The Last Flight of Noah’s Ark is predictable, uninspired and an outdated product and I can’t really point out much of the things I like here. But, it could be due my non-existing interest or the overall low expectations that I ended up enjoying the movie a bit more than it actually deserves.

80s-o-meter: 47%

Total: 52%

#895 The Whoopee Boys (1986)

It’s worth taking a look on the poster on the right as it perfectly captures the essence of this movie, and no – it’s not good news. The Whoopee Boys is a comedy following two useless losers who after running into a rich heiress decide to get into the high society disguised as a gentleman and his servant.

Total void of funny is what best describes the movie.

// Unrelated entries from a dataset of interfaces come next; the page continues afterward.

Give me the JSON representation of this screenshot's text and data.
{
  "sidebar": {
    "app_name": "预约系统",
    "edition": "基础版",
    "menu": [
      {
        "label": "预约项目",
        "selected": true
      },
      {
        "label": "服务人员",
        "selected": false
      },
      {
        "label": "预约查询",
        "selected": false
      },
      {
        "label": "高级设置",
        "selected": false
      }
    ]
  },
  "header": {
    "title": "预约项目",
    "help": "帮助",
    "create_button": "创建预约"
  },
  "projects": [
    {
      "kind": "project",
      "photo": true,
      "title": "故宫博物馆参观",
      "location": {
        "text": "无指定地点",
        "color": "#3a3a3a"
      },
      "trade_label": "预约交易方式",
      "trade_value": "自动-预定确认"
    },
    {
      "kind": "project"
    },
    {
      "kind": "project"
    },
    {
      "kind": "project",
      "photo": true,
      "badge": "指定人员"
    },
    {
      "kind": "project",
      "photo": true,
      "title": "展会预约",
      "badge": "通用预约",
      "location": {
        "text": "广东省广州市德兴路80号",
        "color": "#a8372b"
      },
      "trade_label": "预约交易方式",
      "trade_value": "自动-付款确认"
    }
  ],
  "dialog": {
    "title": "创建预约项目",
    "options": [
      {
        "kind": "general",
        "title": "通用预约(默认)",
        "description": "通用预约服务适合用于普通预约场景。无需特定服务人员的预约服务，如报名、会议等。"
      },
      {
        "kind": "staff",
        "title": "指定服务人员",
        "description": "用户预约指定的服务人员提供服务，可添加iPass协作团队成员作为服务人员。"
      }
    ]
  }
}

Much of the failure is due to Paul Rodriguez, the other half of the comedic duo who just goes for the low key comedy without any kind of idea or wittiness to it. His schtick throughout the movie consists of slapping women on their gluteus maximi and acting like a dick among the aristocratic crowd, making funny remarks about poodles humping legs and suggesting the owners stroke their pets’ genitals. I’ve never witnessed a comedian dying so many times on stage and I can only hope not to witness anything like this again.

The Whoopee Boys is an agonising experience to sit through, and I’d suggest anyone hoping to find a hidden eighties Dumb & Dumber gem here to keep on looking anywhere far away from this stink pile.

80s-o-meter: 89%

Total: 4%

#894 Space Raiders aka Star Child (1983)

Ah, Star Wars. The 1977 space saga years ahead of its time that then spawned numerous late 70s and early 80s copycat movies that never really bothered creating something of their own. Space Raiders definitely takes this route as well, and the loaning here goes as far as one of the pilots uttering out ’Look at the size of that thing’ upon confronting a mothership – a line well known from the Star Wars merchandise.

The movie is targeted to the sub-12 year Mickey Mouse Club audience, telling a story of a young kid who wanders into a space pirates’ ship during a battle and gets abducted incidentally as the pirates flee. Most of the movie’s offering – including the sets and music recycled from earlier titles – is tired and subpar, but I actually enjoyed much of the early 80s style effects and the look of the ships as they pass by in the vast frontiers of the outer space.

Space Raiders is the kind of a movie that gets all of its mileage from being set in the extra terrestrial backdrop. Strip out the setting and move the story to a, say, wild west and you admittedly wouldn’t have much of a movie going on here.

80s-o-meter: 61%

Total: 37%

#893 Body Double (1984)

Sharing the same October 1984 opening weekend with The Terminator, Brian De Palma’s Body Double tells a story of an involuntary peeping tom ending up witnessing a crime.

There is a lot to be loved in this stylish and daring thriller that loans from the likes of Hitchcock’s Vertigo and Rear Window, and mixes them up with some very pure 80s elements. Scenes like the porn movie shoot featuring an amazing soundtrack from Frankie Goes to Hollywood demonstrates some of the admirable courage that De Palma possesses.

Body Double would’ve been sufficiently good page-turner even with more traditional approach, but its broad-minded, fearless approach to artistic choices works to its advantage, definitely making it a more memorable, often fascinatingly weird experience.

80s-o-meter: 90%

Total: 87%